__Data provided__
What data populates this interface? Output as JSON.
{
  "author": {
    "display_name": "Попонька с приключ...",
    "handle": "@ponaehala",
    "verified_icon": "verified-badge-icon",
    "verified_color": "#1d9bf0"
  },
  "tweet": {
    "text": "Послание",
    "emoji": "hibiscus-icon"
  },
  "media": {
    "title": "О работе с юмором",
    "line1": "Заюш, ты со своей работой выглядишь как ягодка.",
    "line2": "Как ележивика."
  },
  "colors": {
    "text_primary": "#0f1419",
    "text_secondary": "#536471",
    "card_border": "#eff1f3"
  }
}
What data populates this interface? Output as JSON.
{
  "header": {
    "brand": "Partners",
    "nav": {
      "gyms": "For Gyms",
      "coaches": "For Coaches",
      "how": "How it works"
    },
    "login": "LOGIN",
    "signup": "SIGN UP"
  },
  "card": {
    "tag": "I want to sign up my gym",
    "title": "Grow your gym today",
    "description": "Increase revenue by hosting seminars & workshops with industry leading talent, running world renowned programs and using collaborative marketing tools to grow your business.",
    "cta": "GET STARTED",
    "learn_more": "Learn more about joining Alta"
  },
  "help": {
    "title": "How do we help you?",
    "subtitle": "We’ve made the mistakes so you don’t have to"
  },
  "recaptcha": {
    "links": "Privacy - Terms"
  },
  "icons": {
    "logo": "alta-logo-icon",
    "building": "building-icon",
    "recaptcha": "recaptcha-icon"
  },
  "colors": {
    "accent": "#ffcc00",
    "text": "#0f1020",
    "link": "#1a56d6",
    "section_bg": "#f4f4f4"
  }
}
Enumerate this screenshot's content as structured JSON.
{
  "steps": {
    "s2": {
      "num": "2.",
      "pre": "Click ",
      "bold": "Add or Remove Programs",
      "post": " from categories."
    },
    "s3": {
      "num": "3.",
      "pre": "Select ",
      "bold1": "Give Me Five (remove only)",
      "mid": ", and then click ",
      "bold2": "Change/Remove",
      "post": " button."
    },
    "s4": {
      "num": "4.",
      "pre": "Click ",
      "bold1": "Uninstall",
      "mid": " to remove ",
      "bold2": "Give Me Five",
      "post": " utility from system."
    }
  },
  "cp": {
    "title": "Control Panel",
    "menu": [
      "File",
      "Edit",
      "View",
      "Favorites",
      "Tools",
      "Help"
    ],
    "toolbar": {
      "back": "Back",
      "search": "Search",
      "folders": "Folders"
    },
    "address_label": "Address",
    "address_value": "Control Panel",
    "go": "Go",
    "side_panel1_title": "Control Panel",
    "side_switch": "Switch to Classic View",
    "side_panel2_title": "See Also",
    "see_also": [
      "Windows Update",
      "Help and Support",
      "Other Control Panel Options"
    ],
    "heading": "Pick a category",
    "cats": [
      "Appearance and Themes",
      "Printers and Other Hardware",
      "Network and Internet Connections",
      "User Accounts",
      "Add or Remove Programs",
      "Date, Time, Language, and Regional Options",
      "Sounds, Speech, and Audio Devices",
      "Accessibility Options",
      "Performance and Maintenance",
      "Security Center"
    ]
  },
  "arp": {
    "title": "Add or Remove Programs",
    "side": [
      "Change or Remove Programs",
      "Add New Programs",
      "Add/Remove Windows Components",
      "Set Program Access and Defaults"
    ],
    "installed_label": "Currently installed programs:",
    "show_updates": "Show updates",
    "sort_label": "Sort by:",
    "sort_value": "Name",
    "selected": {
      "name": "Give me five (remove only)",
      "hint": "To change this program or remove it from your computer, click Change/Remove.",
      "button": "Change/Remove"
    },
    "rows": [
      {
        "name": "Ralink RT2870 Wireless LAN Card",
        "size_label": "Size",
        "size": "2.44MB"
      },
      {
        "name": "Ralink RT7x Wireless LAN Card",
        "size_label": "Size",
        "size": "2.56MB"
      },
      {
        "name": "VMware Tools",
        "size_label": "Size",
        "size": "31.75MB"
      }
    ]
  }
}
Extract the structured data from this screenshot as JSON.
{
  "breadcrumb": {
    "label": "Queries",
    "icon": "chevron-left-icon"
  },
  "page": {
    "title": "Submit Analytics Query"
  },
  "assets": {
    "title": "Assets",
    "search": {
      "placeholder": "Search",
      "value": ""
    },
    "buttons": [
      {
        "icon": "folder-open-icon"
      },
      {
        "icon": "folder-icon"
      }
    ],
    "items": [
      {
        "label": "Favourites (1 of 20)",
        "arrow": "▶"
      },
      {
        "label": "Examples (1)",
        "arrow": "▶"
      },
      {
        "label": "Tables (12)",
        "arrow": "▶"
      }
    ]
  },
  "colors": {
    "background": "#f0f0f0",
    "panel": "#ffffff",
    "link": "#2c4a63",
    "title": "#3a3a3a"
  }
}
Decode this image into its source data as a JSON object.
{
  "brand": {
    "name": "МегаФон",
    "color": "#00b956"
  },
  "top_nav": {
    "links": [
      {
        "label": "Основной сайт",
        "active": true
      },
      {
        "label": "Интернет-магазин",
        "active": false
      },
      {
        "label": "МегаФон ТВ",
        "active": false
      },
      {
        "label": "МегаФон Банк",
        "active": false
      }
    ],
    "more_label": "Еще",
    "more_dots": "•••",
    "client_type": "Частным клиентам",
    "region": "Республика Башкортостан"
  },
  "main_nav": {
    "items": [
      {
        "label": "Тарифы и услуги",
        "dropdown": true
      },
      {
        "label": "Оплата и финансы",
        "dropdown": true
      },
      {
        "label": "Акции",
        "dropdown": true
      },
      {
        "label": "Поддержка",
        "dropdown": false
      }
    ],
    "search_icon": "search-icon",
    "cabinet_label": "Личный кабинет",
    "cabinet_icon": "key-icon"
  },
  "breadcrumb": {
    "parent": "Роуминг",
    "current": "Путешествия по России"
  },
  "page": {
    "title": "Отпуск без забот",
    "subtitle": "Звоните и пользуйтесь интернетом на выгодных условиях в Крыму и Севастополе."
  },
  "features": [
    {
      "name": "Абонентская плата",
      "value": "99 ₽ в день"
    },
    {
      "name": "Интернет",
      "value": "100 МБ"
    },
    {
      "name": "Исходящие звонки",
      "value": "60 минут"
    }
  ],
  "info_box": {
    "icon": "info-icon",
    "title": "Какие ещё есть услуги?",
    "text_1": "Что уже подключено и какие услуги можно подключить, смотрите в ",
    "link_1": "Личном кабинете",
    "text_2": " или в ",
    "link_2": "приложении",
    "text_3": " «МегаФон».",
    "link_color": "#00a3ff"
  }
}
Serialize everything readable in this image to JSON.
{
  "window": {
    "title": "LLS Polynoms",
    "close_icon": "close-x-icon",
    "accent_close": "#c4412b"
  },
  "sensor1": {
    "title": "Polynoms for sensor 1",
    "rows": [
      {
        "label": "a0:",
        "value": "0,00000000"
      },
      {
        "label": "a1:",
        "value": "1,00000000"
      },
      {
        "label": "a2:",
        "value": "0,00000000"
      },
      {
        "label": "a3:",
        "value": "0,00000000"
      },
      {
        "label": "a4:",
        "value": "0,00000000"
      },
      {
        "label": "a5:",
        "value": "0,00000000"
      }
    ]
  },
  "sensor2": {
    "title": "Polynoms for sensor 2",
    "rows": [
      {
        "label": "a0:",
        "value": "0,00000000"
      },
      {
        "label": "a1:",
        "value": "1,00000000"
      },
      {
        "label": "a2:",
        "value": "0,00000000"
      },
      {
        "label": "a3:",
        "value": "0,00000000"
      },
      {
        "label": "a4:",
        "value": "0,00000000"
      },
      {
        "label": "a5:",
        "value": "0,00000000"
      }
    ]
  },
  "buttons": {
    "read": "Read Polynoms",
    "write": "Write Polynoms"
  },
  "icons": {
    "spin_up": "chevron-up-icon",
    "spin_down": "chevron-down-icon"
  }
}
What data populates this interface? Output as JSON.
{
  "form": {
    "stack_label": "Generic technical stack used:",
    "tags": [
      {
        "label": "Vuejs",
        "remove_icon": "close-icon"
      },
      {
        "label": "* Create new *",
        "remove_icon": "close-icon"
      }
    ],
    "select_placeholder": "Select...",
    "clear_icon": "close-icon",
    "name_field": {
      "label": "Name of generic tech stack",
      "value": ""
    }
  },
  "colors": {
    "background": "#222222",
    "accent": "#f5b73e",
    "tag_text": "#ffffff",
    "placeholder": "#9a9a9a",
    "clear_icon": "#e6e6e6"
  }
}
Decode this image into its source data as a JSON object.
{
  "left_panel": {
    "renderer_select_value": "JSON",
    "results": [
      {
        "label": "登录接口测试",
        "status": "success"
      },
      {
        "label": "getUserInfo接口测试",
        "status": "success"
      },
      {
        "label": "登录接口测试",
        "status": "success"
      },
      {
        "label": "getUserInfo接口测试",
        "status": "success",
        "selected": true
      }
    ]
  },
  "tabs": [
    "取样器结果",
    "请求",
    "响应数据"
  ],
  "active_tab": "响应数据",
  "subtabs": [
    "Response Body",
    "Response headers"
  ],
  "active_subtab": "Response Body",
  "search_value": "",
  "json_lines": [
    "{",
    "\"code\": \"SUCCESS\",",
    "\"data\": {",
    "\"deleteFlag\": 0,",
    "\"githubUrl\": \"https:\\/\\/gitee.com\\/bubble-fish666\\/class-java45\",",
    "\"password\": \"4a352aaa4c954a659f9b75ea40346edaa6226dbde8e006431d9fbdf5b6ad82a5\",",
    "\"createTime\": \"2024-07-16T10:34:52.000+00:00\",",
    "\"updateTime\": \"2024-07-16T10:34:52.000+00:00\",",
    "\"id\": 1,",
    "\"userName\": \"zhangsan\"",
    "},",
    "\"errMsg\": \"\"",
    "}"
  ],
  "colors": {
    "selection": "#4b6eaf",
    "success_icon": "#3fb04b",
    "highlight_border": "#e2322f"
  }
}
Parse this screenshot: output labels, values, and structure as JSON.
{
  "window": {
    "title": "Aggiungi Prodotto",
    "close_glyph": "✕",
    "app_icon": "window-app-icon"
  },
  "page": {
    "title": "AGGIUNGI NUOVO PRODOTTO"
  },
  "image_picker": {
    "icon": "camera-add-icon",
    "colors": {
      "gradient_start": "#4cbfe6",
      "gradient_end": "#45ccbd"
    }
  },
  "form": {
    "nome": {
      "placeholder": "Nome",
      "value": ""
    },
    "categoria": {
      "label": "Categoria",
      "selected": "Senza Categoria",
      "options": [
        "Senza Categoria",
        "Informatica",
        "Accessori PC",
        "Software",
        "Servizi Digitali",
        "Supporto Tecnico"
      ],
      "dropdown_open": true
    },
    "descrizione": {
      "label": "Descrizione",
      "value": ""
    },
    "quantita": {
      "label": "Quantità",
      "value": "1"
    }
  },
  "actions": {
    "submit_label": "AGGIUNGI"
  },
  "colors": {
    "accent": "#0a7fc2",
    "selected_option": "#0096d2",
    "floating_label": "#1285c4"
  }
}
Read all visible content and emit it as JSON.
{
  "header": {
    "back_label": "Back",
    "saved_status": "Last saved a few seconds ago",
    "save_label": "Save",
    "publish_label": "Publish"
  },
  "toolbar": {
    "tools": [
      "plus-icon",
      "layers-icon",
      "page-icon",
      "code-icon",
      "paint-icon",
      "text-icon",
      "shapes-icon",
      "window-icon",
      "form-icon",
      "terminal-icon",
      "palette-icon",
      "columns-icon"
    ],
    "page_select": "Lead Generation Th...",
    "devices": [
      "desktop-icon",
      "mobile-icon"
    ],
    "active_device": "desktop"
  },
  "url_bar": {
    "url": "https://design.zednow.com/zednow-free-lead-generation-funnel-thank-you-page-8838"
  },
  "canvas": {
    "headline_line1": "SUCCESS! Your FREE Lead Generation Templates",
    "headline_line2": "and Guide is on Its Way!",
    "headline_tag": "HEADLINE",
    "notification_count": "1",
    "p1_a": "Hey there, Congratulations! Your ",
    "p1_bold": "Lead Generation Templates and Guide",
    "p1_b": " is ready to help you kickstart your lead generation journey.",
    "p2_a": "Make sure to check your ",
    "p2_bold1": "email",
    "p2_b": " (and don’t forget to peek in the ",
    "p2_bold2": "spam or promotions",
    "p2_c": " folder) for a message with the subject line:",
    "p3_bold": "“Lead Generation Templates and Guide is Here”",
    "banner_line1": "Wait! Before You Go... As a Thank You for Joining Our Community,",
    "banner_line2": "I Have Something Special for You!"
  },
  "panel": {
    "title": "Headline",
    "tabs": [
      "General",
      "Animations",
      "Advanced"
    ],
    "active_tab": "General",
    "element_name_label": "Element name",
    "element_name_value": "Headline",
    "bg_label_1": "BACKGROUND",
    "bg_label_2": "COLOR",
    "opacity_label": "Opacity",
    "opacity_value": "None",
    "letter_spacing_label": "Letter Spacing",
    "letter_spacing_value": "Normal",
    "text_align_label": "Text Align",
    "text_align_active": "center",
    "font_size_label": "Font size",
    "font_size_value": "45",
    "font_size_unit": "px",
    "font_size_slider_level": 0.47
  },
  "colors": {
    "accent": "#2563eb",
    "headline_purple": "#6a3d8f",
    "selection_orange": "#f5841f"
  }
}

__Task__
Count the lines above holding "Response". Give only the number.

__Solved problem__
3